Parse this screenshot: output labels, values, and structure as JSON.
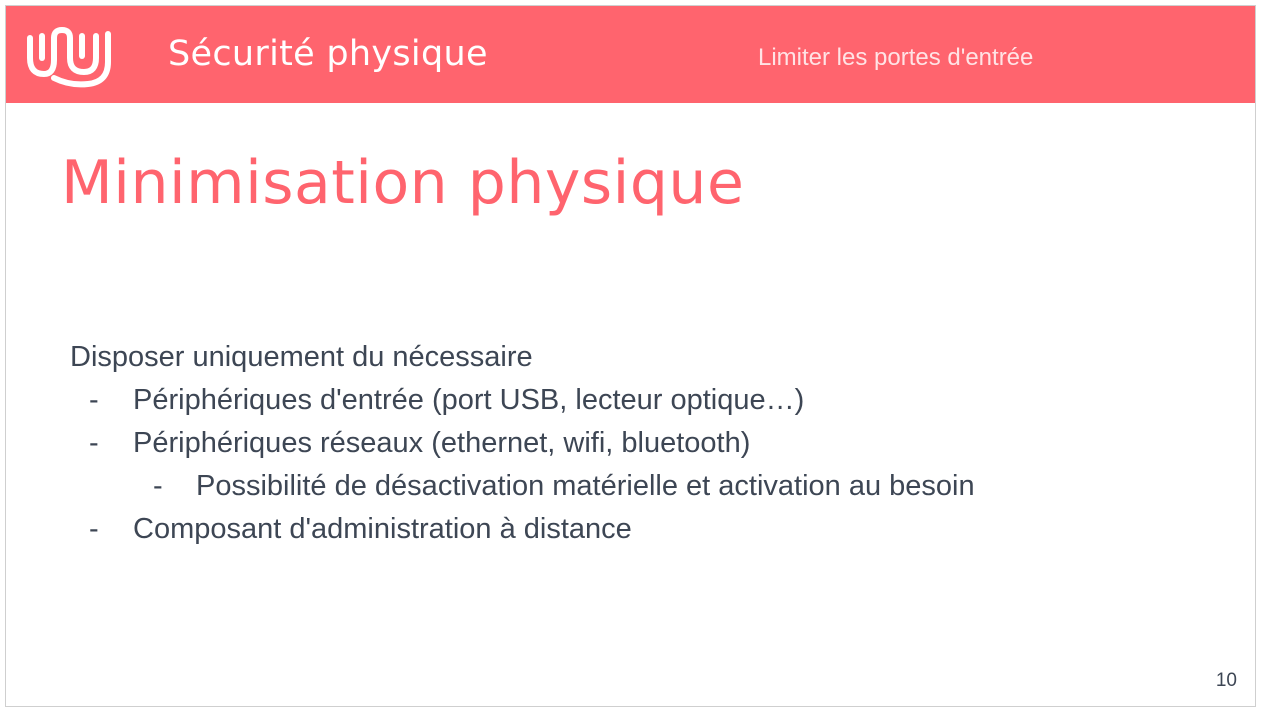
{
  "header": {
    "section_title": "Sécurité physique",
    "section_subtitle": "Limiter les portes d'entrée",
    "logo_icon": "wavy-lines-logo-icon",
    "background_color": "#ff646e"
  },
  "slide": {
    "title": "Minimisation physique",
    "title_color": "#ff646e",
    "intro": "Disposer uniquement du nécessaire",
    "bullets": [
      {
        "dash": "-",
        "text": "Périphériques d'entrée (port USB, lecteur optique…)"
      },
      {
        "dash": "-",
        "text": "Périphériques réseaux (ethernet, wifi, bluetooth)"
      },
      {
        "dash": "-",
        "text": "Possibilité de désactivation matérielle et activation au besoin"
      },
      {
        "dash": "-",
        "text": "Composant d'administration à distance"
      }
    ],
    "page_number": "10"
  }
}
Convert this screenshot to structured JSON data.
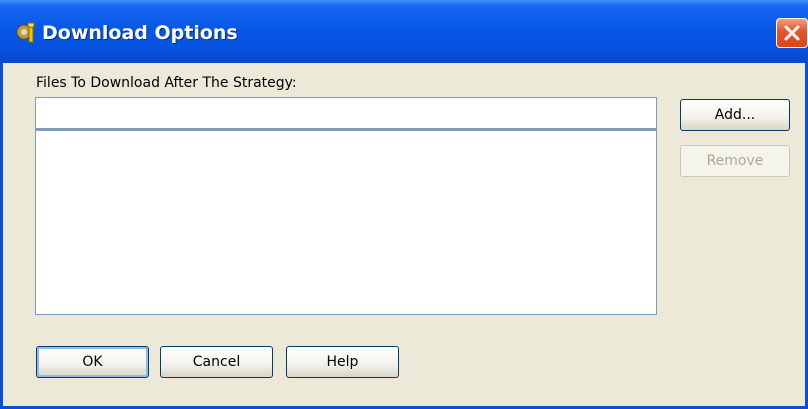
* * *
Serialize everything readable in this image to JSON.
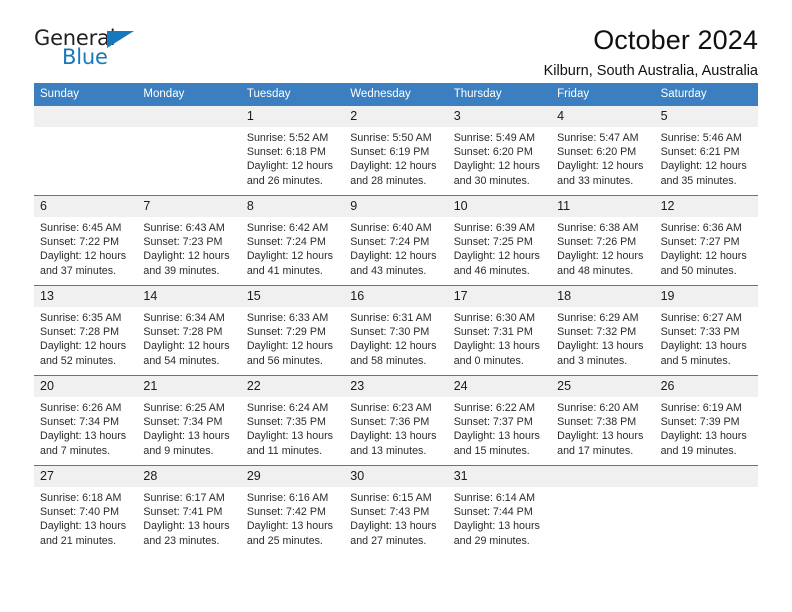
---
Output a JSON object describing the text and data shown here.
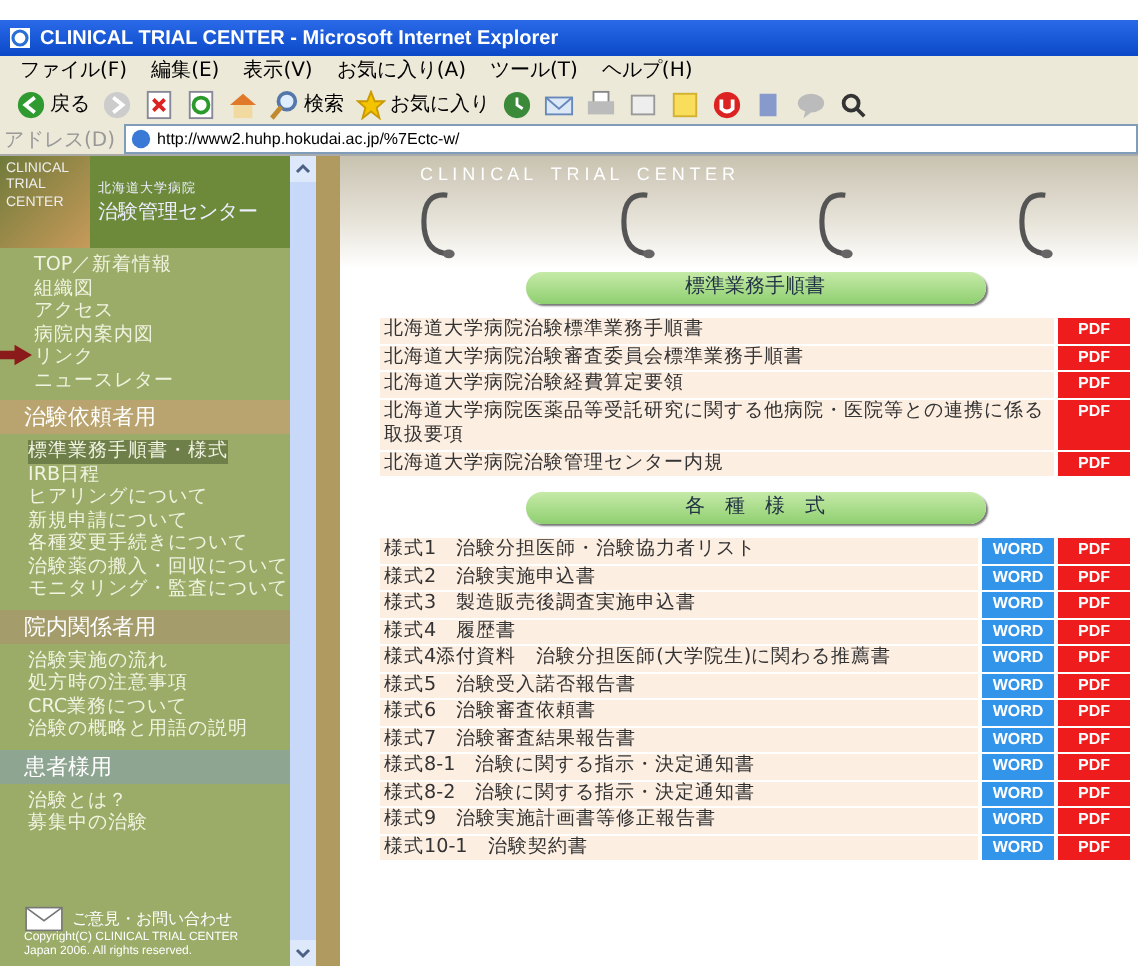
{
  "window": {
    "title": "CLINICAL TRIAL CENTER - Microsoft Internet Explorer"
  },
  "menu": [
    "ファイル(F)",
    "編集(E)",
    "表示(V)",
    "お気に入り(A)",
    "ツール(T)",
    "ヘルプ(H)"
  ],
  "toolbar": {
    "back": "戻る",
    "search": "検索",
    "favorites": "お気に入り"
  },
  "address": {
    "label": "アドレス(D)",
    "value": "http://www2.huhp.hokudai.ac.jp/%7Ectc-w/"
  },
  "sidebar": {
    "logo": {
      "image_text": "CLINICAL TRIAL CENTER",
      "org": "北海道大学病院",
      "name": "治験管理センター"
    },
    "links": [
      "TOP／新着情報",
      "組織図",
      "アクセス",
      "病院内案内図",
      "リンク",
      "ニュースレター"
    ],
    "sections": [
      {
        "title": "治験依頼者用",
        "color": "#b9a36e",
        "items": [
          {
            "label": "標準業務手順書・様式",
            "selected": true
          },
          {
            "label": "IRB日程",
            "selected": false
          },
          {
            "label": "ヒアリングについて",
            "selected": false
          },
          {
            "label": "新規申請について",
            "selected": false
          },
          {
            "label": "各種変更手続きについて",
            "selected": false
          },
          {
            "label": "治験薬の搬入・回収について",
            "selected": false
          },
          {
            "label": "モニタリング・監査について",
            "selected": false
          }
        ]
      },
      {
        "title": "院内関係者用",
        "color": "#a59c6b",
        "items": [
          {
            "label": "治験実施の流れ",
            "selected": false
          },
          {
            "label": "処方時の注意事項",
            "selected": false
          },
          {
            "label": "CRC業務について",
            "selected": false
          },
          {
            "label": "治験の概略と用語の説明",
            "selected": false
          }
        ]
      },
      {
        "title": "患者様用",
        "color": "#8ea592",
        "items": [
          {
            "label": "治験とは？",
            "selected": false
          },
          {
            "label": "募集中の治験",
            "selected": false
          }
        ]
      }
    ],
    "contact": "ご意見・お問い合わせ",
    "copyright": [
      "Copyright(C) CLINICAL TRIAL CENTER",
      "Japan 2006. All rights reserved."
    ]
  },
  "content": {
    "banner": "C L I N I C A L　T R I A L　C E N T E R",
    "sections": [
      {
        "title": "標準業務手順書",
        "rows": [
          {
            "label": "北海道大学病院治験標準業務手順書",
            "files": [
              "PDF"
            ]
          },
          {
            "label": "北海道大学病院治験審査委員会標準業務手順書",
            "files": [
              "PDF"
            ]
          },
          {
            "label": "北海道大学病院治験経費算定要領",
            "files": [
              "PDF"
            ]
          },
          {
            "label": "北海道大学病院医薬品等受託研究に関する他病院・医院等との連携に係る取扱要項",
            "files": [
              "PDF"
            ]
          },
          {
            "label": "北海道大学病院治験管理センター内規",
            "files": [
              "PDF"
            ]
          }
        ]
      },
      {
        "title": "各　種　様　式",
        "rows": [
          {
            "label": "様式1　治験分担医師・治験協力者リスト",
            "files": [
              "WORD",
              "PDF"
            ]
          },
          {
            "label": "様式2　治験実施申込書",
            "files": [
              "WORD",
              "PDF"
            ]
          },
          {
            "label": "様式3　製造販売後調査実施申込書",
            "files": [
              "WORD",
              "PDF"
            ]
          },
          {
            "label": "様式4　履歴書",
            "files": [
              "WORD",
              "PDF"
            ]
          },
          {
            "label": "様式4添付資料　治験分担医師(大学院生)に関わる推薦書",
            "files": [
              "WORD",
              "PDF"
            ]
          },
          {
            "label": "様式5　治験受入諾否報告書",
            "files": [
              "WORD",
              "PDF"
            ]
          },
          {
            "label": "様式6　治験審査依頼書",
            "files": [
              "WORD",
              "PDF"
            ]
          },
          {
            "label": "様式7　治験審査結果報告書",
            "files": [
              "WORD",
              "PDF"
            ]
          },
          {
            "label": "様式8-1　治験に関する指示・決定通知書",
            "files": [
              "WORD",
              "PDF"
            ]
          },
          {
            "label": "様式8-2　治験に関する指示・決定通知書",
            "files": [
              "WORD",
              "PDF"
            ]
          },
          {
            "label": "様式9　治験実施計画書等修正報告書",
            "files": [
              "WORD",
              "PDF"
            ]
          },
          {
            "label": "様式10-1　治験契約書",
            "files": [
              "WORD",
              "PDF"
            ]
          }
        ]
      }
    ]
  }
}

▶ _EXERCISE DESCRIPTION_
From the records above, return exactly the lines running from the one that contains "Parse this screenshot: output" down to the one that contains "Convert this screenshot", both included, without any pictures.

▶ _EXPECTED OUTPUT_
Parse this screenshot: output labels, values, and structure as JSON.
{
  "header": {
    "section_title": "Sécurité physique",
    "section_subtitle": "Limiter les portes d'entrée",
    "logo_icon": "wavy-lines-logo-icon",
    "background_color": "#ff646e"
  },
  "slide": {
    "title": "Minimisation physique",
    "title_color": "#ff646e",
    "intro": "Disposer uniquement du nécessaire",
    "bullets": [
      {
        "dash": "-",
        "text": "Périphériques d'entrée (port USB, lecteur optique…)"
      },
      {
        "dash": "-",
        "text": "Périphériques réseaux (ethernet, wifi, bluetooth)"
      },
      {
        "dash": "-",
        "text": "Possibilité de désactivation matérielle et activation au besoin"
      },
      {
        "dash": "-",
        "text": "Composant d'administration à distance"
      }
    ],
    "page_number": "10"
  }
}
Convert this screenshot to structured JSON data.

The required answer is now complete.